There will be some political nerves ahead of the Irish Lisbon Treaty referendum result on Thursday as no vote would be likely to unsettle the currency to some extent even if the immediate impact is limited. The dollar weakened to lows around 1.5585 before consolidating around 1.5560.
Japan’s first-quarter GDP was revised up to 1.0% from a provisional 0.8% as capital spending estimates were revised up. Wholesale prices rose 4.7% in the year to April which was the fastest increase for 27 years. There will be a further temptation to sell the currency on yield grounds unless the Bank of Japan responds to the inflation threat with suggestions that interest rates could be increased.
The yen initially remained under pressure on Wednesday and weakened to lows around 107.70 as low-yield currencies remained generally weak while the Japanese currency also tested fresh 2008 lows against the Euro.
The yen regained some ground in New York as there was a sharp decline on Wall Street and a reduction in risk appetite with the dollar dipping to below the 107.0 level as profit taking was also a notable feature. Higher volatility is likely to remain the key short-term market element.
Sterling dipped to lows below 1.95 against the dollar on Wednesday, but then recovered to push back above the 1.96 level. The UK currency held little changed against the Euro with further resistance close to the 0.79 level.
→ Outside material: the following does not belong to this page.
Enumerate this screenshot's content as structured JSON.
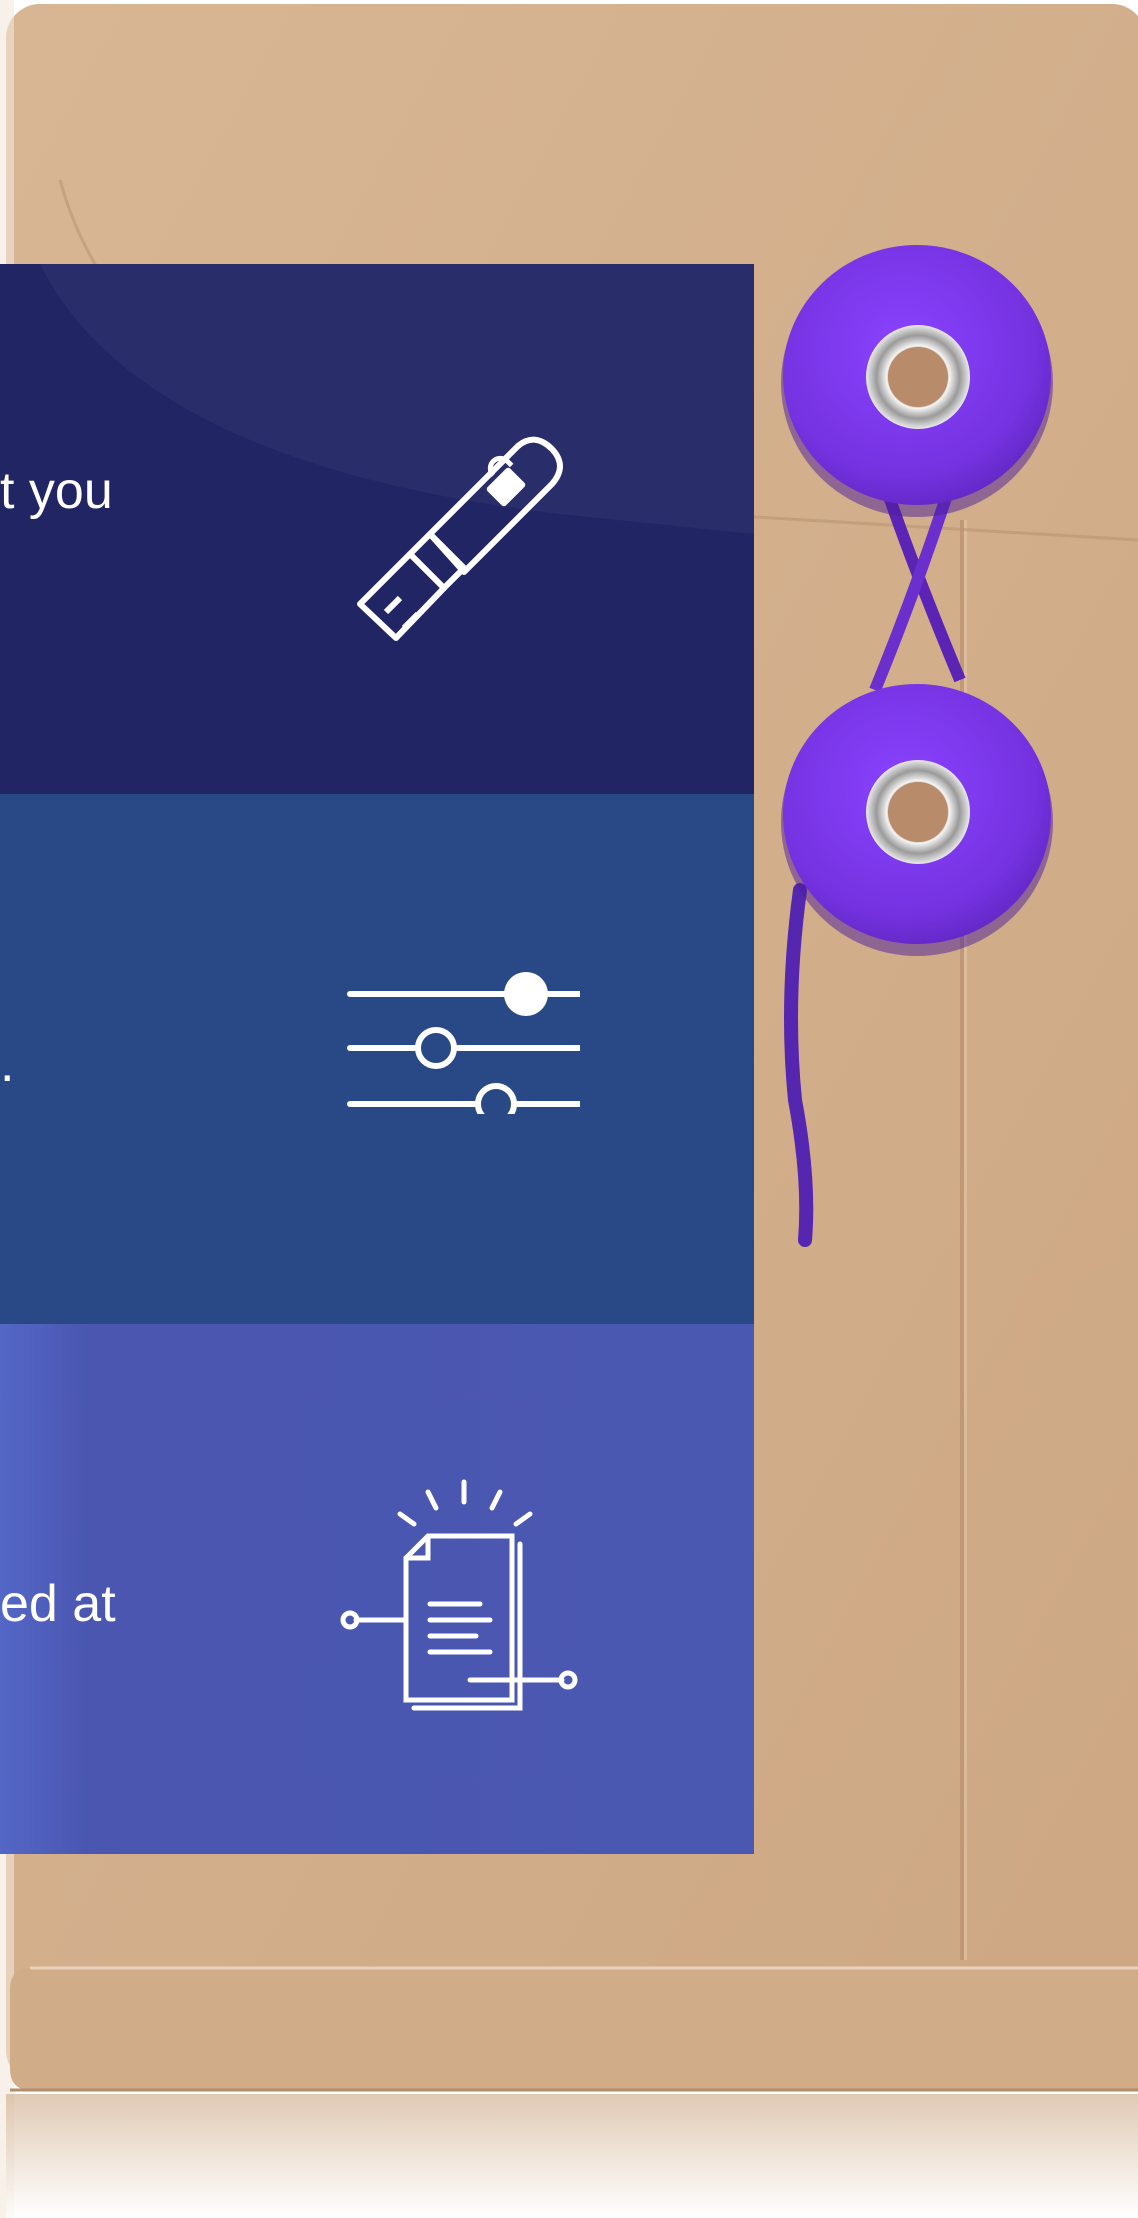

The latest UK employment data recorded a claimant count increase of 9,000 in May after a revised 11,200 rise the previous month and earnings growth was lower than expected at 3.8% from 4.0% previously.
This combination of data will reinforce fears over a sharp downturn in the economy, although the impact should be measured given the inflation fears as the Bank of England will not be in a position to cut interest rates at this stage. The trade balance was also weaker than expected with a GBP7.6bn visible deficit for April.
The dollar was unable to push above the 1.0450 level against the franc on Wednesday and dipped to lows near 1.03 in US trading. The Swiss currency also regained ground against the Euro with a move to 1.6070.
A renewed slide in stock markets and an increase in oil prices triggered a fresh round of risk aversion which helped support the Swiss currency, especially in early US trading.
There was also some speculation that the National Bank would be forced to raise interest rates to combat inflationary pressure which provided some background currency support and volatilities are likely to remain high in the short term.
The Australian dollar was unable to make any significant headway in local trading on Wednesday.
The domestic data offered no support with a sharp decline in consumer confidence to a 15-year low. The Australian currency should still gain some support from potential capital inflows from Japan, but there will be significant caution over the prospects for equity markets.
The Australian dollar was unable to regain the 0.95 level on Wednesday. The inability to gain any support from a weaker US currency and rally in commodity prices suggests that buying support has faded for now.